- [Listed records]:

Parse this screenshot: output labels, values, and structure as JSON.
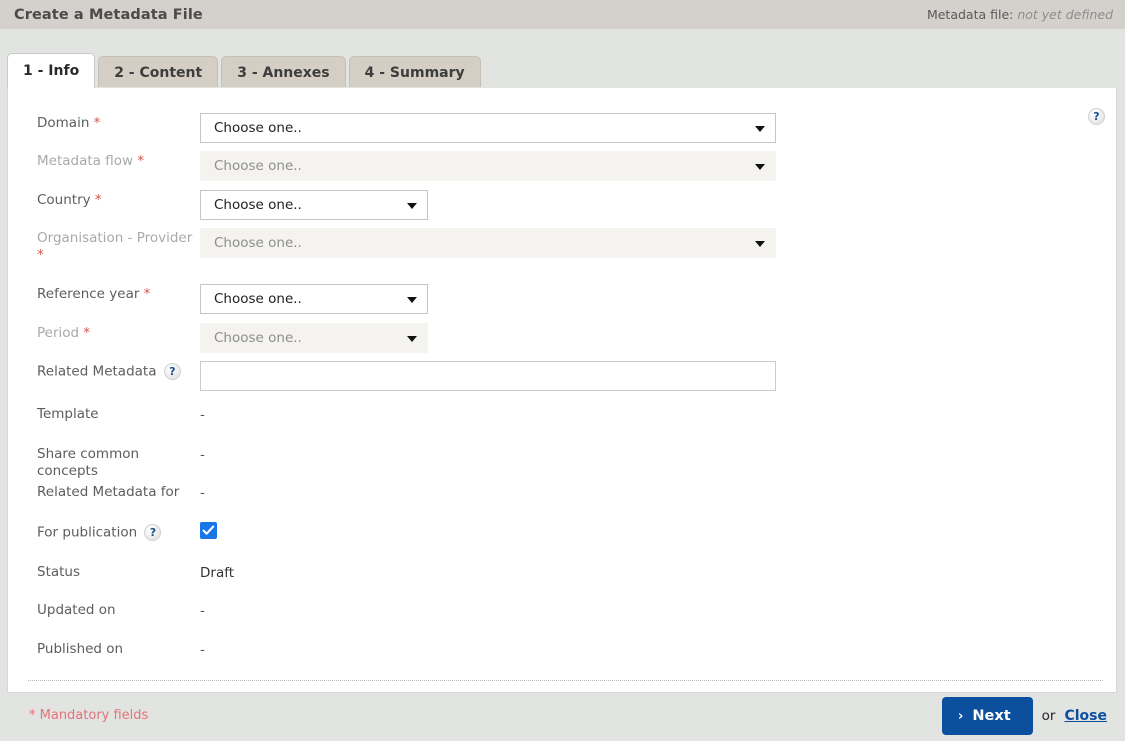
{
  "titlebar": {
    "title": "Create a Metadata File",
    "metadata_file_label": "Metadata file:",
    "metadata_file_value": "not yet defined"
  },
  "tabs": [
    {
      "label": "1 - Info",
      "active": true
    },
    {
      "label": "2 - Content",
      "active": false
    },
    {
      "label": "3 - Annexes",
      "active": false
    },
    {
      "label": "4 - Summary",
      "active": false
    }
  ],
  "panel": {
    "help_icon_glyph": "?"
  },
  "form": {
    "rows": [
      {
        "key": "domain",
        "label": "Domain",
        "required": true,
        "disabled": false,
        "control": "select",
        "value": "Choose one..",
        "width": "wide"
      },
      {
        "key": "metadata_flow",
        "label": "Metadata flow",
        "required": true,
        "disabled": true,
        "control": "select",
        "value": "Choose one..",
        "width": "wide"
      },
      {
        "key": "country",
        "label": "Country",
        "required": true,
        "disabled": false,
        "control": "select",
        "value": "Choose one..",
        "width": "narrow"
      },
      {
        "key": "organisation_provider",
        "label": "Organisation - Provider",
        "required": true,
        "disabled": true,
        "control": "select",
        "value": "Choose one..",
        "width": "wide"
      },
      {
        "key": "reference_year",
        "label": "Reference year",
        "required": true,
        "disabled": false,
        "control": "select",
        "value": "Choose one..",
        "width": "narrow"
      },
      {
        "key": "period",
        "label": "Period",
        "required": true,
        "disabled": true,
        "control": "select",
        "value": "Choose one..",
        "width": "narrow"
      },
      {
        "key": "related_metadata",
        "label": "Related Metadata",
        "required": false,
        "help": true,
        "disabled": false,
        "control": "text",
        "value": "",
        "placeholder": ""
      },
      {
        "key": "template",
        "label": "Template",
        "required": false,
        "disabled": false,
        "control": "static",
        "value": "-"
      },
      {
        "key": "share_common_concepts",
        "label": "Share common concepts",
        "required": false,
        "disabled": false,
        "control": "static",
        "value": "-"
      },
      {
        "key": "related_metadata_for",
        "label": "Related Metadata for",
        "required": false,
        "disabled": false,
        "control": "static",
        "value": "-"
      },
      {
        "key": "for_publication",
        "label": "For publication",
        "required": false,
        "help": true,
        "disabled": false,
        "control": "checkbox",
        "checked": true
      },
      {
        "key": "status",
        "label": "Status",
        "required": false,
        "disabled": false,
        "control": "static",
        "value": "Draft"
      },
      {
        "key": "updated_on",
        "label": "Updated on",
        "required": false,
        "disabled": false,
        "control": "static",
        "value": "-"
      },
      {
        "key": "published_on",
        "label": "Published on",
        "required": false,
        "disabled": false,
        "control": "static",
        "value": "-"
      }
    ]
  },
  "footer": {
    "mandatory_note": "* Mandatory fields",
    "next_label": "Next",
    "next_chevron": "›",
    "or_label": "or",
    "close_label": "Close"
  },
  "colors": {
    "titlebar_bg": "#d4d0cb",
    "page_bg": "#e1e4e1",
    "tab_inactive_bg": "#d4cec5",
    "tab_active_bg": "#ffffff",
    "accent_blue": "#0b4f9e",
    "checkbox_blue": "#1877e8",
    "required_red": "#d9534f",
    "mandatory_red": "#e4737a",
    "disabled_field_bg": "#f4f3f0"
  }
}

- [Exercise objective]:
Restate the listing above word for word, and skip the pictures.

- [Response area]:
Parse this screenshot: output labels, values, and structure as JSON.
{
  "titlebar": {
    "title": "Create a Metadata File",
    "metadata_file_label": "Metadata file:",
    "metadata_file_value": "not yet defined"
  },
  "tabs": [
    {
      "label": "1 - Info",
      "active": true
    },
    {
      "label": "2 - Content",
      "active": false
    },
    {
      "label": "3 - Annexes",
      "active": false
    },
    {
      "label": "4 - Summary",
      "active": false
    }
  ],
  "panel": {
    "help_icon_glyph": "?"
  },
  "form": {
    "rows": [
      {
        "key": "domain",
        "label": "Domain",
        "required": true,
        "disabled": false,
        "control": "select",
        "value": "Choose one..",
        "width": "wide"
      },
      {
        "key": "metadata_flow",
        "label": "Metadata flow",
        "required": true,
        "disabled": true,
        "control": "select",
        "value": "Choose one..",
        "width": "wide"
      },
      {
        "key": "country",
        "label": "Country",
        "required": true,
        "disabled": false,
        "control": "select",
        "value": "Choose one..",
        "width": "narrow"
      },
      {
        "key": "organisation_provider",
        "label": "Organisation - Provider",
        "required": true,
        "disabled": true,
        "control": "select",
        "value": "Choose one..",
        "width": "wide"
      },
      {
        "key": "reference_year",
        "label": "Reference year",
        "required": true,
        "disabled": false,
        "control": "select",
        "value": "Choose one..",
        "width": "narrow"
      },
      {
        "key": "period",
        "label": "Period",
        "required": true,
        "disabled": true,
        "control": "select",
        "value": "Choose one..",
        "width": "narrow"
      },
      {
        "key": "related_metadata",
        "label": "Related Metadata",
        "required": false,
        "help": true,
        "disabled": false,
        "control": "text",
        "value": "",
        "placeholder": ""
      },
      {
        "key": "template",
        "label": "Template",
        "required": false,
        "disabled": false,
        "control": "static",
        "value": "-"
      },
      {
        "key": "share_common_concepts",
        "label": "Share common concepts",
        "required": false,
        "disabled": false,
        "control": "static",
        "value": "-"
      },
      {
        "key": "related_metadata_for",
        "label": "Related Metadata for",
        "required": false,
        "disabled": false,
        "control": "static",
        "value": "-"
      },
      {
        "key": "for_publication",
        "label": "For publication",
        "required": false,
        "help": true,
        "disabled": false,
        "control": "checkbox",
        "checked": true
      },
      {
        "key": "status",
        "label": "Status",
        "required": false,
        "disabled": false,
        "control": "static",
        "value": "Draft"
      },
      {
        "key": "updated_on",
        "label": "Updated on",
        "required": false,
        "disabled": false,
        "control": "static",
        "value": "-"
      },
      {
        "key": "published_on",
        "label": "Published on",
        "required": false,
        "disabled": false,
        "control": "static",
        "value": "-"
      }
    ]
  },
  "footer": {
    "mandatory_note": "* Mandatory fields",
    "next_label": "Next",
    "next_chevron": "›",
    "or_label": "or",
    "close_label": "Close"
  },
  "colors": {
    "titlebar_bg": "#d4d0cb",
    "page_bg": "#e1e4e1",
    "tab_inactive_bg": "#d4cec5",
    "tab_active_bg": "#ffffff",
    "accent_blue": "#0b4f9e",
    "checkbox_blue": "#1877e8",
    "required_red": "#d9534f",
    "mandatory_red": "#e4737a",
    "disabled_field_bg": "#f4f3f0"
  }
}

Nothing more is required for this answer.